Tuesday, November 29, 2005

Edouard Manet's Boating (1874) at the Met

Here is our podcast of the beautiful painting by Manet of a couple boating on the Seine in the suburban town of Argenteuil. Right click here to download or use the player below to listen.

Sunday, November 27, 2005

modeling learning?

"Educators therefore face a different set of challenges. Very different. Their authority is in question since we've learned that we can learn more from talking with others than by listening to any single expert. But, more important, if knowledge emerges from conversations, then just about all our educational focus ought to be on learning how to be good conversationalists: how to listen, how to kindle a conversation, how to evaluate claims, how to speak in a voice worth hearing... and, most of all, how to share a world in which knowledge is plural, for that's what conversation – and knowledge – is about." From David Weinberger, "Knowledge in Transition: How access is changing the very Nature of Technology," in Interactive Educator, Autumn 2005 via Weblogg-ed Some thoughts today about conversations -- modeling conversations is what we were able to do in our podcasts and in our camtasia videos.

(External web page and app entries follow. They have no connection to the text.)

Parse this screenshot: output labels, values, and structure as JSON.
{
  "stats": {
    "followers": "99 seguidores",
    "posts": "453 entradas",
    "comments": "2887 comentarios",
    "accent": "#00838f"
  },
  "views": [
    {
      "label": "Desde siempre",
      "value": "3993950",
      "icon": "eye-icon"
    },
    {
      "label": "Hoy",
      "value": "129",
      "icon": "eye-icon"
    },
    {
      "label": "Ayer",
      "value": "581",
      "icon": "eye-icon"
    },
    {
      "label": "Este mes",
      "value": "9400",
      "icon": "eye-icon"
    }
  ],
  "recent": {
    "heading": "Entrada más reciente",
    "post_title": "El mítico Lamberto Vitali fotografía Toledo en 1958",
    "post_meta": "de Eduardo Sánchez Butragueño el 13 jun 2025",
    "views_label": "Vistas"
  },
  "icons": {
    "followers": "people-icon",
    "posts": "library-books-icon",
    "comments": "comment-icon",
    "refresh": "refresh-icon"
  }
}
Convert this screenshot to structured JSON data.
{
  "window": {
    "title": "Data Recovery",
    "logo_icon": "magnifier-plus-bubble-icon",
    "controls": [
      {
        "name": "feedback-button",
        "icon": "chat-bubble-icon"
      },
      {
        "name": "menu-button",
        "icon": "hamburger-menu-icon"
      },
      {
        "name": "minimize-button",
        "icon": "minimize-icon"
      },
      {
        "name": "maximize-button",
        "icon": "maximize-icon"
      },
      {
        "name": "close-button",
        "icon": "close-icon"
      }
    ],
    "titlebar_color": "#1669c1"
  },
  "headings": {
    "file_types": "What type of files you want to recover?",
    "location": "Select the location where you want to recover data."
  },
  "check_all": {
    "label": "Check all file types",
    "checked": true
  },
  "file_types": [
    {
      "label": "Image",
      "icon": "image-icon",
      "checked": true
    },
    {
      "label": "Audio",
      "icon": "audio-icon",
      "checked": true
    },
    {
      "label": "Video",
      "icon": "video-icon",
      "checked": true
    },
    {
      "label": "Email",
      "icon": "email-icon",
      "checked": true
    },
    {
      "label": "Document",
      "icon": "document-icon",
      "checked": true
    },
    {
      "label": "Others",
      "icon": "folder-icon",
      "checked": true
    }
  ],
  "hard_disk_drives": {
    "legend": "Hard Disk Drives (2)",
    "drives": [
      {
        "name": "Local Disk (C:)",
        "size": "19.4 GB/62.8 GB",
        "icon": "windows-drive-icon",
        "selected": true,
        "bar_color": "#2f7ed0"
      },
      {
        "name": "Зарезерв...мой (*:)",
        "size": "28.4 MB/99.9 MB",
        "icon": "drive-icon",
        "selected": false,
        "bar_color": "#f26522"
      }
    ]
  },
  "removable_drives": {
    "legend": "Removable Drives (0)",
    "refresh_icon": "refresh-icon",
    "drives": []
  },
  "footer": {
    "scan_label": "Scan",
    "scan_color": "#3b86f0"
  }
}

And if teaching is more about modeling learning than about content delivery, and learning happens in conversations with many sources, then our podcasts and screencasts model learning in an important way...

Friday, November 11, 2005

Gustave Courbet's Young Ladies from the Village (1852) at the Met

Here's a brief discussion of a seemingly ugly painting by Courbet of three young women distributing alms to a young peasant girl in rural France, exhibited at the salon of 1852. The Daumier print below, The Bourgeois at the Salon, points out the irony of the "high" art at the salon while also poking fun at the well-dressed man who makes a real effort to grapple with it. Right click here to download the mp3 or use the player below to listen to the podcast.

Saturday, November 05, 2005

On Jean-Leon Gerome's Pygmalion and Galatea at the Met

I couldn't help but add the quotes below to accompany our discussion of Gerome's Pygmalion and Galatea in the Metropolitan Museum of Art. Ovid's Metamorphosis: Pygmalion had seen them, spending their lives in wickedness, and, offended by the failings that nature gave the female heart, he lived as a bachelor, without a wife or partner for his bed. But, with wonderful skill, he carved a figure, brilliantly, out of snow-white ivory, no mortal woman, and fell in love with his own creation. He marvels: and passion, for this bodily image, consumes his heart. Often, he runs his hands over the work, tempted as to whether it is flesh or ivory, not admitting it to be ivory. he kisses it and thinks his kisses are returned; and speaks to it; and holds it, and imagines that his fingers press into the limbs, and is afraid lest bruises appear from the pressure. The day of Venus’s festival came...when Pygmalion, having made his offering, stood by the altar, and said, shyly: “If you can grant all things, you gods, I wish as a bride to have...” and not daring to say “the girl of ivory” he said “one like my ivory girl.” Golden Venus, for she herself was present at the festival, knew what the prayer meant, and as a sign of the gods’ fondness for him, the flame flared three times, and shook its crown in the air. When he returned, he sought out the image of his girl, and leaning over the couch, kissed her. She felt warm: he pressed his lips to her again, and also touched her breast with his hand. The ivory yielded to his touch, and lost its hardness, altering under his fingers....The lover is stupefied, and joyful, but uncertain, and afraid he is wrong, reaffirms the fulfilment of his wishes, with his hand, again, and again. ____________________________ Claribel Alegría, “Galatea Before the Mirror”: my perfection isn’t mine you invented it I am only the mirror in which you preen yourself and for that very reason I despise you. _____________________________________ Simone de Beauvoir: When I started writing -- it wasn't exactly memoirs, but an essay on myself -- I realized that I needed first of all to situate myself as a woman. So first I studied what it meant to be a woman in the eyes of others, and that's why I talked about the myths of woman as seen by men; then I realized it was necessary to go deeper to the heart of reality, and that is why I studied physiology, history, and the evolution of the female condition." ___________________________ Right click here to download the podcast or use the player below.